The inspiration for emergence of the project was a constant humanity’s need to discover and explore the world and impressive and surprising scientific discoveries, which inform about a dozen newly discovered animal species every year. The author returns to old biological drawings showing, often inaccurately, internal physique of bugs, fishes and arachnids and confronts them with contemporary biological pictures created using contemporary advanced technologies. This way the author creates non-existent, hybrid, new species. The works are a kind of experiment based upon creation of species which could have been another stage of evolution, perfectly adjusted to constantly changing environmental conditions caused by human activity.

Reconstruction, 2015


The pictures created are an attempt to describe nature by digital techniques that transcribe its primary structure to a digital code. A plant has been registered by a 3D scanner, which allowed to document its structure, imperceptible by the human eye. Such operation allowed the fragmentation of a plant and removal of its “shell” or “skin” to observe its internal side. In addition it showed technique’s inferiority in comparison to the nature’s perfection.


Finissage – 14.01.2016 at 5pm

Prof. Krzysztof Łastowski, Prof. Władysław Polcyn,
Prof. Jacek Radwan, Prof. Borys Wróbel
Organised and moderated by
Prof. Zofia Szweykowska- Kulińska
Prof.
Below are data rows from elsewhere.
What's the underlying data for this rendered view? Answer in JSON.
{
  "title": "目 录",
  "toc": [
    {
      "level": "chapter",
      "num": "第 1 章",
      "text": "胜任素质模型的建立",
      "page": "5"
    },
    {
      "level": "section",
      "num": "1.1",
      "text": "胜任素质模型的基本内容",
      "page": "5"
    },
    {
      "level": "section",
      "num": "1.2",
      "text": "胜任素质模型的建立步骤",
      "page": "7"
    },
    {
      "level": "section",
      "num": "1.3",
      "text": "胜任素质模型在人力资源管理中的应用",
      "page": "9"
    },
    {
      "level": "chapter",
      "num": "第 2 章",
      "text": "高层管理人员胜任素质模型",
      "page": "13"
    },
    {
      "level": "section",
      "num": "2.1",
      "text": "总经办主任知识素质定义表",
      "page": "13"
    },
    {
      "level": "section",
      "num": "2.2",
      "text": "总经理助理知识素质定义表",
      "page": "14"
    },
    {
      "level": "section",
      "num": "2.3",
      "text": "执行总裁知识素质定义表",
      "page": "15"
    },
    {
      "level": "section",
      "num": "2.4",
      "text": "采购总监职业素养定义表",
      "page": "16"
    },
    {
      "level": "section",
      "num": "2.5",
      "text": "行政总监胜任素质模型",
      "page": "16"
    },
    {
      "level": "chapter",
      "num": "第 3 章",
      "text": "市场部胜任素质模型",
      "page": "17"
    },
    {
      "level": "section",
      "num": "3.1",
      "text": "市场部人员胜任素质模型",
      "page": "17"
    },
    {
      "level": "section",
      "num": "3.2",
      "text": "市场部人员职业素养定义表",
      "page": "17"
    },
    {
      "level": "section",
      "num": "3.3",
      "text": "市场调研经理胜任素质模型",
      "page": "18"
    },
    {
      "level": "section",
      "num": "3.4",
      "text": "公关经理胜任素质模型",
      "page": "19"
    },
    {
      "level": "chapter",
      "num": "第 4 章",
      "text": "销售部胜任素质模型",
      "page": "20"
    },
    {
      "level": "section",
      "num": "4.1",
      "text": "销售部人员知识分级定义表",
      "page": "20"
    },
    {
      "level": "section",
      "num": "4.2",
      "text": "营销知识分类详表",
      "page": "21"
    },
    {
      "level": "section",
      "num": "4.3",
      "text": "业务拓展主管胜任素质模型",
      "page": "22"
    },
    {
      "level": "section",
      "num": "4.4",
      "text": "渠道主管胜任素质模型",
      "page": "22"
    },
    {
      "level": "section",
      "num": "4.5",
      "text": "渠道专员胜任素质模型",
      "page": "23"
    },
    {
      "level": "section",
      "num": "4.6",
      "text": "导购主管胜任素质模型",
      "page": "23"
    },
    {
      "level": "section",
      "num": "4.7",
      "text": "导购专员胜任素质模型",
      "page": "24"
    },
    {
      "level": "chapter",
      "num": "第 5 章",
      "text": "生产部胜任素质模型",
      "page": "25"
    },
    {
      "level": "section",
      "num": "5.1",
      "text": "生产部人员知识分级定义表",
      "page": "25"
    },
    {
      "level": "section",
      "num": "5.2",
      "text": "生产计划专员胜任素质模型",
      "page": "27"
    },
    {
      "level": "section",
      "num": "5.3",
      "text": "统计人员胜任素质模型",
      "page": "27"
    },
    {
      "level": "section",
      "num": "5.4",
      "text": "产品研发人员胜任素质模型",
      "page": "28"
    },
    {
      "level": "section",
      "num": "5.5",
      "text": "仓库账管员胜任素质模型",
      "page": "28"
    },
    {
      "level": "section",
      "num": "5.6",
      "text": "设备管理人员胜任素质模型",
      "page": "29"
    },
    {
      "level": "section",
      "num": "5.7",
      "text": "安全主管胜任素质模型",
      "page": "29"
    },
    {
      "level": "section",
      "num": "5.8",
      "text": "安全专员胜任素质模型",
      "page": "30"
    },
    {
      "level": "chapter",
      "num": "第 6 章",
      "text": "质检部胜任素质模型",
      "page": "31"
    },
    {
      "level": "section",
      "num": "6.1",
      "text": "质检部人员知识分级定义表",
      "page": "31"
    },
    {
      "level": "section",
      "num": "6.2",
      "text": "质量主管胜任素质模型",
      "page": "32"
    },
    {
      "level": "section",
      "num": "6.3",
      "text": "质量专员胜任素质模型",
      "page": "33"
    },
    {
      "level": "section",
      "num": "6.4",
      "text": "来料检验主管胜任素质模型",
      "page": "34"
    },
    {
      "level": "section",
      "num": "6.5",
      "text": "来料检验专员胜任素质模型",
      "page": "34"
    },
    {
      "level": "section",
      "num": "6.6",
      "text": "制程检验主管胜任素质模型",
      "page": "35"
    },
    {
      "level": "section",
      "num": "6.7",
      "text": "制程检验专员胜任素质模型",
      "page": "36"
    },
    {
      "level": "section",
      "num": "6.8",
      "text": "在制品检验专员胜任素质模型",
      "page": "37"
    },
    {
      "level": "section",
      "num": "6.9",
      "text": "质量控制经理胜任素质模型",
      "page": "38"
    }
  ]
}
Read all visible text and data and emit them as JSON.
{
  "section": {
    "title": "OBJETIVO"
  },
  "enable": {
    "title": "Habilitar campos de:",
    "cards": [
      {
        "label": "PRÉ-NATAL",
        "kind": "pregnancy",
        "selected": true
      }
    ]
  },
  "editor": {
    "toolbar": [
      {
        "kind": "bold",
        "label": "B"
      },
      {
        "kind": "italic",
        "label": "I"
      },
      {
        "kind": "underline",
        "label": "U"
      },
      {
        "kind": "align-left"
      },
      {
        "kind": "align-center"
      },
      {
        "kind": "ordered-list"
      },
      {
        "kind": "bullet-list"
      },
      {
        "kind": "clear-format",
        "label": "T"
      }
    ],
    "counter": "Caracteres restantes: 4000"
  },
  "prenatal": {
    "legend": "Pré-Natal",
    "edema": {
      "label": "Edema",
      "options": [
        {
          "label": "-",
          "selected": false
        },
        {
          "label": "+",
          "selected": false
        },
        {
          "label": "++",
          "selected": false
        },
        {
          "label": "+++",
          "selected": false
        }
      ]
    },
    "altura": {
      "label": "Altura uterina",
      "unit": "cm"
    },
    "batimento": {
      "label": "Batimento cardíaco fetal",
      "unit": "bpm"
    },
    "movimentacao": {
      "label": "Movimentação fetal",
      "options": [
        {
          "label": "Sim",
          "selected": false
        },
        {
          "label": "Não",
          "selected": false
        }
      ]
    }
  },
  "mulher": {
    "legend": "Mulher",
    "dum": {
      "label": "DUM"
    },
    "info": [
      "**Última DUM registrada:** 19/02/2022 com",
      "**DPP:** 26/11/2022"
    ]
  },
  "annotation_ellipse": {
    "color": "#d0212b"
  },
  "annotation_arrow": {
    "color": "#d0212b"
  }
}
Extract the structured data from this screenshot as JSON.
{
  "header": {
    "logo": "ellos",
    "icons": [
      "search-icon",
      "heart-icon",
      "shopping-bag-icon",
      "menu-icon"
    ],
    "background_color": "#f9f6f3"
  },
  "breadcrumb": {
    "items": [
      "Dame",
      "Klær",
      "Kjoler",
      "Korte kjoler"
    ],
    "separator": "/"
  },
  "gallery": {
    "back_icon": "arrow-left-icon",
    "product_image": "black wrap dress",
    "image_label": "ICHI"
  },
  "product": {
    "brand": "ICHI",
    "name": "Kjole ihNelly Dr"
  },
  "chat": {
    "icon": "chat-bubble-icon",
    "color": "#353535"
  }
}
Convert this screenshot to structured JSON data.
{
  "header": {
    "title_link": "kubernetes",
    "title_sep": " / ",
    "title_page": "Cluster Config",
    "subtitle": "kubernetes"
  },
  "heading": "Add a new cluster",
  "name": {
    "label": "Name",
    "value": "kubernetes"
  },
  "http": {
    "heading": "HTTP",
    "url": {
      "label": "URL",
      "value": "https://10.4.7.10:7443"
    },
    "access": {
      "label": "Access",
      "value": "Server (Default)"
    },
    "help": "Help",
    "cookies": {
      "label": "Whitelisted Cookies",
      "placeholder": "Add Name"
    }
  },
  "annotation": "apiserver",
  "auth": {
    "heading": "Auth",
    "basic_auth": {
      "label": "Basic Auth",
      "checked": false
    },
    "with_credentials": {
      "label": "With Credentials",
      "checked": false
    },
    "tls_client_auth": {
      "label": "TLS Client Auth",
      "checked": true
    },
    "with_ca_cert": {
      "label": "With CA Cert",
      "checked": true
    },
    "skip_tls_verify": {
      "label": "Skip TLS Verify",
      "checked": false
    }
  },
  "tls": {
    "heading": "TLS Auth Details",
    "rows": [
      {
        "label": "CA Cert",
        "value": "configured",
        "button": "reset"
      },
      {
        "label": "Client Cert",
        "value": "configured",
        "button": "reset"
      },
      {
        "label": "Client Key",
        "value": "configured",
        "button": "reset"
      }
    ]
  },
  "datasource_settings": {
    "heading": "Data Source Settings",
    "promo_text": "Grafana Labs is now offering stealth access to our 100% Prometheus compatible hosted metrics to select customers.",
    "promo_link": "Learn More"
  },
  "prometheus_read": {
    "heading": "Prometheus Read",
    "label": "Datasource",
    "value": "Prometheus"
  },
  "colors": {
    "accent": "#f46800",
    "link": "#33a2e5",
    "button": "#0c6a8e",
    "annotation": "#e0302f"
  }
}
Joanna Hoffmann-Dietrich
Prof. Artur Jarmołowski
5.-5.15 pm: Introduction. Art& Science Program
5.15 pm: panel debate: Capture the Future(s): Evolution
6.15 : open discussion
6. 30: summary and continuation : Capture the Future(s): Evolution II, Berlin 2016
6.45 : official end